A little about Subversion. I attempted to merge trunk back into the micronumpy branch. Mind you, not one file has a conflicting edit. The merge resulted in a series of conflicts. Subsequently, I tried to commit my latest changes including the convolve benchmark I used, and svn would not co-operate. Eventually I got a bit of help on #svn on irc.freenode.net and started svn reverting, rming, and svn updateing, and after around three hours, I finally was able to commit again. During the whole process I ended up writing a few bash one-liners and brainlessly svn reverted my working copy of micronumpy. Luckily I still had vim open with the latest changes that I could write back out, but that had me scared…

Future

I’ve been developing some tools to make debugging CPyExt easier, so I’m very hopeful that I’ll have NumPy working on PyPy. The first is a little indented printer, which allows you to push/pop levels of indentation. I implemented it as a decorator which outputs function arguments, so I’m able to somewhat usefully, see the CPyExt call stack. Right now I’m interested in implementing a more useful printer for lltype.Struct, which currently only tells us it’s a struct, and what its fields are. I’d like to make it certain key fields from the struct as name/value pairs.

On top of this, micronumpy is coming together nicely, I still have to implement some of the tougher array access methods (multi-dimensional slices for instance) and those will be coming, hopefully I can scavenge them from the original micronumpy. My first priority, for micronumpy is to sort out this segfault that keeps occuring.
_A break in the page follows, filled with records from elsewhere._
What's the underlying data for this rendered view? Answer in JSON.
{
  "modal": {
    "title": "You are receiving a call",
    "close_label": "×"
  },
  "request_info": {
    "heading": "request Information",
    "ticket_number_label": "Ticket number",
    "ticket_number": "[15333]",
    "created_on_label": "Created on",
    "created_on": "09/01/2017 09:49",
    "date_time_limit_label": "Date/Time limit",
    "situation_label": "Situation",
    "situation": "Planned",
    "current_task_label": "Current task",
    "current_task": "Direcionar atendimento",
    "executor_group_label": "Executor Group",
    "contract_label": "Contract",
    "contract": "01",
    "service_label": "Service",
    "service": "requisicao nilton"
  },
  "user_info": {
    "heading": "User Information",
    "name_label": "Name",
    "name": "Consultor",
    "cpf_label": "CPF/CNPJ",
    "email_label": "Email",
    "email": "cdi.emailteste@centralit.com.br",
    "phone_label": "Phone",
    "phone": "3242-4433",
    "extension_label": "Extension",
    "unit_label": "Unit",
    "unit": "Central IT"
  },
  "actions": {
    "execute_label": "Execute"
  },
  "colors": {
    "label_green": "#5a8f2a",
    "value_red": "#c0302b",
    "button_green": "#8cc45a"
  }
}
Closing

So that’s what has been, what is, and what will be. I hope someone out there is finding this interesting, and eventually people will find my work useful. Also writing this post has made me think more closely about how much time I’ve put into this summer of code. For a while I was feeling that maybe I wasn’t working enough, or hard enough, but writing this, and realizing how much time I’ve actually had to put in, puts it in perspective, and I feel much better.

Cheers,
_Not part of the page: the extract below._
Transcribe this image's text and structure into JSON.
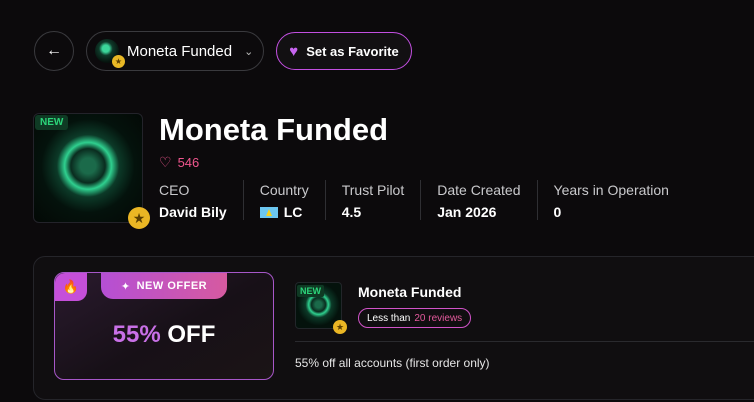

Dan

Unofficial Results

So, in order to make up for lost time, I’ve been coding a significant amount the past 48 hours, near non-stop. My labor has finally bore fruit.

Micronumpy

Micronumpy found at https://codespeak.net/svn/pypy/branch (Click to browse the source, copy the link name for the checkout address, full instructions here) has been rewritten to use lltype.Array and now supports enough to run the convolve benchmark found in pypy/tool/numpybenchmark.py which is a slightly modified version of this. Unfortunately, pypy segfaults if the test is run more than 20 times by timeit. However, with 20 repetitions, a 200 by 200 image, and a 3×3 kernel, PyPy handily beats CPython and plain NumPy.

Command Average Time per run (Seconds)
./pypy-c ~/Projects/micronumpy/pypy/tool/numpybench.py 200 200 3 3 0.38495
python ~/Projects/micronumpy/pypy/tool/numpybench.py 200 200 3 3 0.85705

That’s an improvement of about 55% shorter runtime!

That’s not bad for a first iteration (Even if the iteration’s been a while in the works). Now note that the benchmark as it is right now does not provide for a warmup period, which should improve PyPy’s score even more. Whether or not a warmup period is more or less of a measurement of what we care about, I’m not sure. Also note that, while the times have remained stable, they are likely susceptible to my other processes on this computer. I plan on writing a follow up article which will hopefully have more interesting results, and maybe even a graph!

NumPy on PyPy

Though it’s taken far longer than any of us expected(Except maybe Maciej). I’m very hopeful that in the next week or so I can have NumPy running in a somewhat stable fashion on PyPy. Currently I’m hacking on CPyExt/lltype to give more useful str() values, rather than <* <Array of Char> at 0xDEADBEEF> I hope it will look more like <* <Char array = "spam"> at 0xDEADBEEF> which I think will be a useful debugging tool for everyone.

More on everything after the midterm reviews :-)

Cheers,
Dan